Andrew
 

·
Registered
Joined
·
157 Posts
Discussion Starter · #8 ·
How do you know what leaves are safe and which might not be?
Most generally are, unless they contain some sap or resin inside that is toxic. The biggest factor is how long they 'keep' before they begin to rot. Two leaves are the best for this: oak and magnolia. They are very durable and last much longer than any other type...and they also have the added bonus of releasing tannins into the water. Since putting the litter into the tank my pH, KH, and GH have also dropped. I much prefer magnolia over oak because the shape is much more tropical in appearance. If you don't have access to either, you might try elm leaves as well, although they might not last as long.

Perfect for spawning dwarf cichlids, by the way, have you thought of adding any?
I have, but I'm not sure if I will end up doing it. I would really like to put a pair of Dicrossus filamentosa in there, or even a pair of Leatacara or Nannacara sp...but I don't know. If I do, I will be completely breaking away from any type of biotope layout or description, and that tends to bother me (i.e. knowing that those fish would never be found together in the wild).
 

·
Registered
Joined
·
353 Posts
Looks great! So I take it you gave up on the SE Asian biotope plan?

I have been using leaves from our Lychee tree (an exotic SE Asian fruit) for years and have found that they are exceptional in the aquarium. They will easily last for a couple of years, maybe more! It is a smaller leaf too (approx 3-4") so it works well in smaller tanks. I could send you some if you like.

I really think you should seriously consider adding a dwarf cichlid. There's got to be some apisto found in the area in which you are recreating. Another alternative to Angelfish would be Mesonauta festivum. These are way under rated. Vancouver Aquarium in BC had an excellent display of these fish in a tank similar to your setup. Only thing is the fallen trees were resin:(
What river is this supposed to be?
 

·
Registered
Joined
·
157 Posts
Discussion Starter · #11 · (Edited)
So I take it you gave up on the SE Asian biotope plan?
Kind of. I wasn't going to be able to keep or obtain of of the plants that I really wanted to use to recreate the type of design I was hoping for. However, after testing my water parameters yesterday and realizing that the magnolia leaves had lowered the KH and GH of the water, I started thinking that it might actually work out to keep some chocolates again and get some nice tannin-soaked water for them. So I might take a 55 gal I have and cram it full of wood and leaves and see what happens.

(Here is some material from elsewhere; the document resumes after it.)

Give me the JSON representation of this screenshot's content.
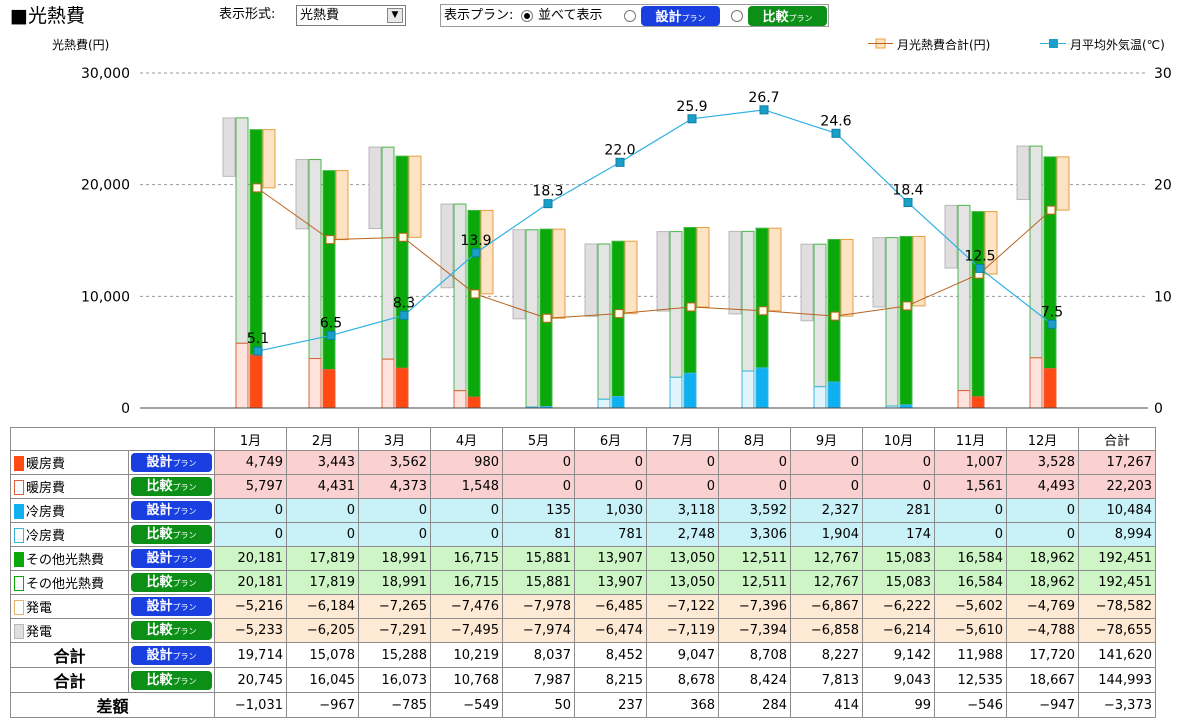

I have been using leaves from our Lychee tree...
I've never heard of that before. I know in SE Asia they use leaves from some kind of almond tree. I would love to try some--drop me a PM or e-mail.

What river is this supposed to be?
That's the clincher--I've got a couple options. Stargrass is native to western Brazil, Paraguay, and Bolivia. The pencilfish I have (N. harrisoni) are native only to Guyana. The angels are found throughout the range for both. I guess I could easily ditch the stargrass, but it IS nice to have some plant growth in there. I am thinking about allowing the pencils to be an "exception" in the tank--Nannostomus spp. would be found in throughout these areas, just not this specific species.
 

·
Registered
Joined
·
1,715 Posts
Why don't you get some Mayaca fluviatilis for this aquarium to make it more authentic? This really isn't a rare or expensive plant, and it comes from the Guyana region.

Ludwigia sedoides can be found in a good pond store, but it needs a lot of light.

Carlos
 

·
Registered
Joined
·
157 Posts
Discussion Starter · #13 ·
Because I just really don't like the look of the stuff. Good reason, eh? :D But you're right--I might have to consider it. I think the LFS has some, actually.
 

·
Registered
Joined
·
1,715 Posts
In an already short plant list for each location, we have to further limit it by taking out the plants that are too rare to find and now the ones you just don't like. We need a little more to work with here, though, if you want plants!

Other than the Mayaca, Eicchornia diversifolia is also native to the region... there is some on Aquabid right now, actually:

http://www.aquabid.com/cgi-bin/auction/auction.cgi?liveplantsb&1110773588

Carlos
 
1 - 14 of 14 Posts
Top